sending an astronaut into space.
Much of the chip-industry activity is
taking place in the vast eastern swath of Shanghai known as Pudong.
companies like Intel and SMIC set up plants in Pudong, they helped spawn
semiconductor design houses, software start-ups and chip-packaging and testing
companies. High-rise apartments and villas, swank restaurants and golf clubs
soon followed. The Shanghai government has invested about $13 billion in
"In my dream Pudong will be another Silicon
Valley," said Dai Haibo, deputy magistrate of the district.
56 wafer-fabrication plants in operation and 12 more under
Government incentives such as free land and tax breaks
have helped to fuel the chip boom. Customers who buy chips designed and produced
in China pay just 3 percent tax, compared with the 17 percent tax China levies
on imported chips, a policy the U.S. industry says violates World Trade
China demonstrated its ability to innovate two
years ago, when the Chinese Academy of Sciences designed and built the first
homegrown computer processor - the Dragon chip, equivalent to a Pentium
The two leading Chinese chip makers, SMIC and Grace Semiconductor
Manufacturing, are beginning to challenge Taiwan's contract chip manufacturers,
as the world's electronics giants outsource more of their chip-making to China.

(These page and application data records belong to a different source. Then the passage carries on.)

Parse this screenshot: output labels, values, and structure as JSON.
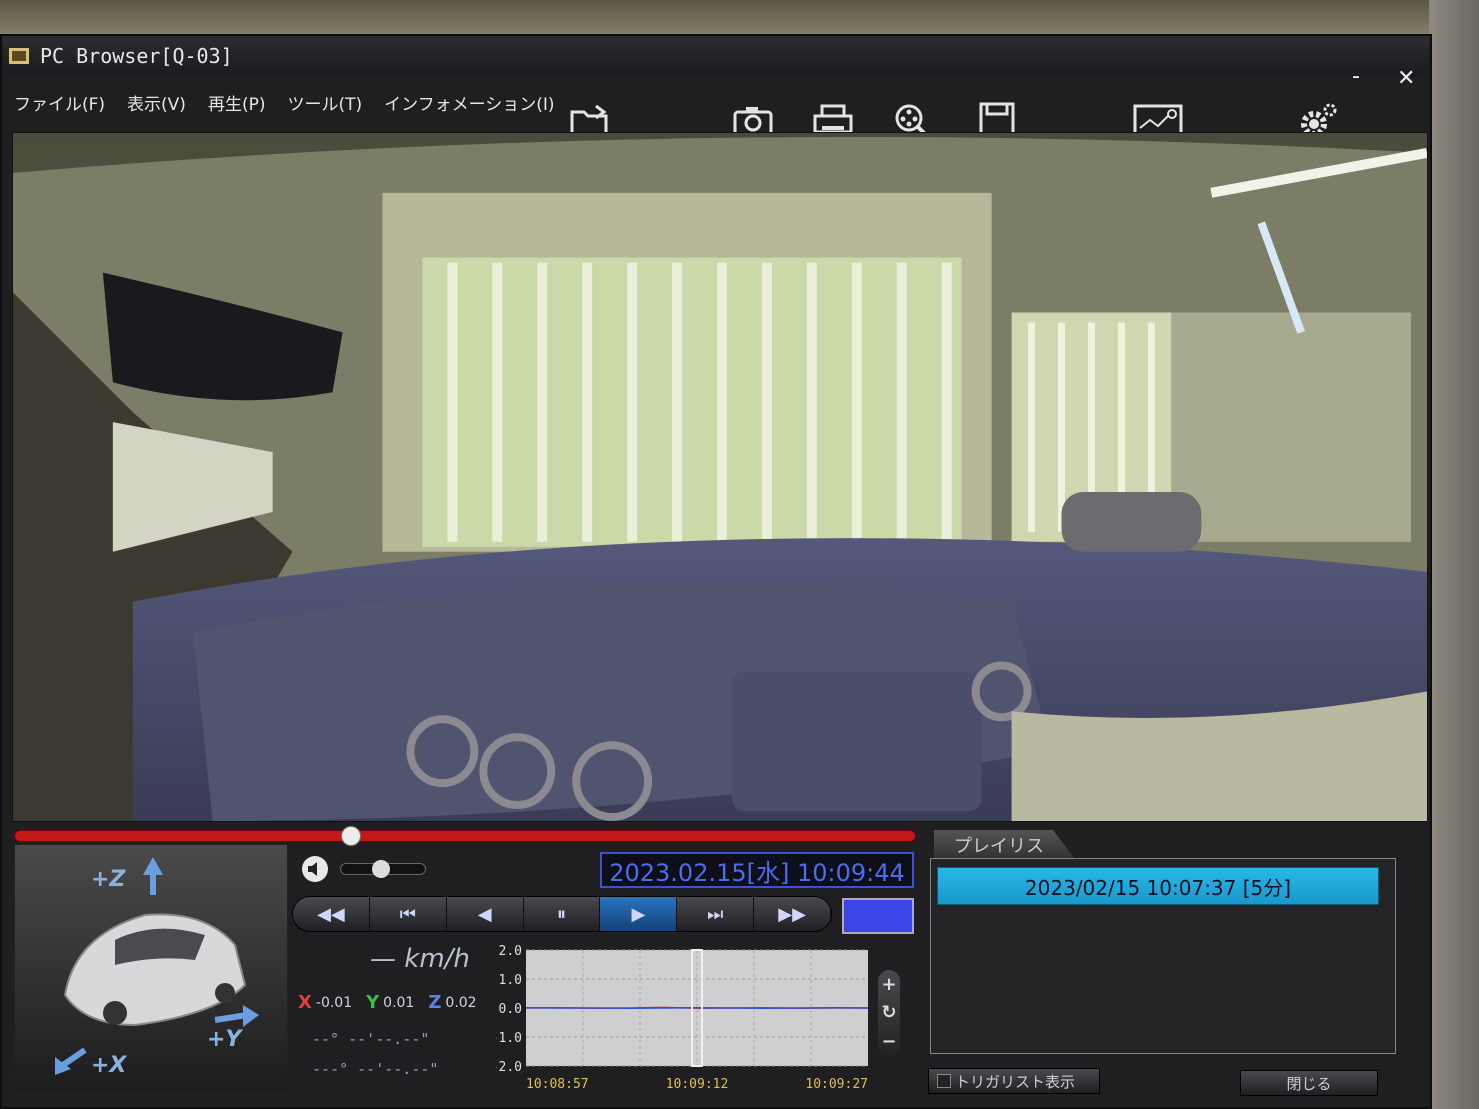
{
  "window": {
    "title": "PC Browser[Q-03]",
    "minimize_glyph": "-",
    "close_glyph": "✕"
  },
  "menu": [
    {
      "label": "ファイル(F)"
    },
    {
      "label": "表示(V)"
    },
    {
      "label": "再生(P)"
    },
    {
      "label": "ツール(T)"
    },
    {
      "label": "インフォメーション(I)"
    }
  ],
  "toolbar": {
    "icons": [
      "open-folder-icon",
      "camera-icon",
      "print-icon",
      "search-icon",
      "save-icon",
      "map-icon",
      "settings-icon"
    ]
  },
  "playback": {
    "seek_progress": 0.37,
    "volume_level": 0.45,
    "datetime": "2023.02.15[水] 10:09:44",
    "buttons": [
      "◀◀",
      "⏮",
      "◀",
      "⏸",
      "▶",
      "⏭",
      "▶▶"
    ],
    "active_button_index": 4,
    "swatch_color": "#3c46e8"
  },
  "playlist": {
    "tab_label": "プレイリスト",
    "entries": [
      {
        "label": "2023/02/15 10:07:37 [5分]"
      }
    ]
  },
  "car_axes": {
    "z": "+Z",
    "y": "+Y",
    "x": "+X"
  },
  "telemetry": {
    "speed": "— km/h",
    "x_label": "X",
    "x_value": "-0.01",
    "y_label": "Y",
    "y_value": "0.01",
    "z_label": "Z",
    "z_value": "0.02",
    "coord_line1": "--° --'--.--\"",
    "coord_line2": "---° --'--.--\""
  },
  "chart_data": {
    "type": "line",
    "ylim": [
      -2.0,
      2.0
    ],
    "y_ticks": [
      "2.0",
      "1.0",
      "0.0",
      "-1.0",
      "-2.0"
    ],
    "x_ticks": [
      "10:08:57",
      "10:09:12",
      "10:09:27"
    ],
    "series": [
      {
        "color": "#d03030",
        "values": [
          0.0,
          0.01,
          -0.01,
          0.0,
          0.02,
          -0.01,
          0.0,
          0.01,
          -0.01,
          0.0,
          0.0
        ]
      },
      {
        "color": "#3050d0",
        "values": [
          0.01,
          0.0,
          0.0,
          -0.01,
          0.0,
          0.01,
          0.0,
          -0.01,
          0.0,
          0.01,
          0.0
        ]
      }
    ],
    "cursor_fraction": 0.5,
    "grid": true
  },
  "zoom": {
    "plus": "+",
    "reset": "↻",
    "minus": "−"
  },
  "footer": {
    "trigger_label": "トリガリスト表示",
    "close_label": "閉じる"
  }
}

In December, Taiwan Semiconductor filed a lawsuit in California charging SMIC
with stealing its trade secrets.
Shanghai-based SMIC, founded in 2000
with investment from Singapore, the United States and the Shanghai government,
is racing to become a world-class chip producer.
Run by veterans
of the U.S. and Taiwanese chip industries, the company produces memory and other
basic kinds of chips in Shanghai.
But the company is building a
cutting-edge plant in Beijing. In October, it agreed to buy Motorola's
wafer-fabrication plant in China's northeastern city of Tianjin.
Motorola and other large U.S. companies are choosing
not to build expensive chip plants, and rely instead on suppliers like SMIC.
This "hollowing out" of U.S. chip manufacturing has raised worries that the
country is exporting the core of its high-tech capability
Catching up fast
Huann Min Tang, technical
director of design services for SMIC, said China was a decade behind the world's
leading chip makers a few years ago. But "we're probably just a couple of years
behind the world leaders now," he said.
SMIC plans to make its most
sophisticated chips in Beijing, using some of the most advanced manufacturing
technologies today The Beijing plant will make chips from silicon wafers 300
millimeters in diameter, the first such fabrication plant in China. SMIC is one
of the few chip makers besides Intel moving to 300mm wafers, which are larger
than earlier generations and produce more chips from each silicon
As China's manufacturing and design abilities improve, its
semiconductor industry could compete with Intel someday, Barrett
One key difference is that Chinese foundries such as SMIC
produce chips for other companies, while Intel designs and produces its own
chips based on patented technology.
"China has all the right things in
place to become a top-flight technical manufacturer," said George Bums,
president of Strategic Marketing Associates, a Santa Cruz, Calif., research
company that tracks the chip industry. "In five years, they will be the equal of
anybody." For now, the U.S. and Chinese tech industries coexist as
partners and rivals.
"In this high-tech business, competitors and
collaborators are frequently the same company," said George Koo, director of the
Chinese Services Group at Deloitte & Touche.
"I suspect that is
going to be the situation between chip companies in Silicon Valley and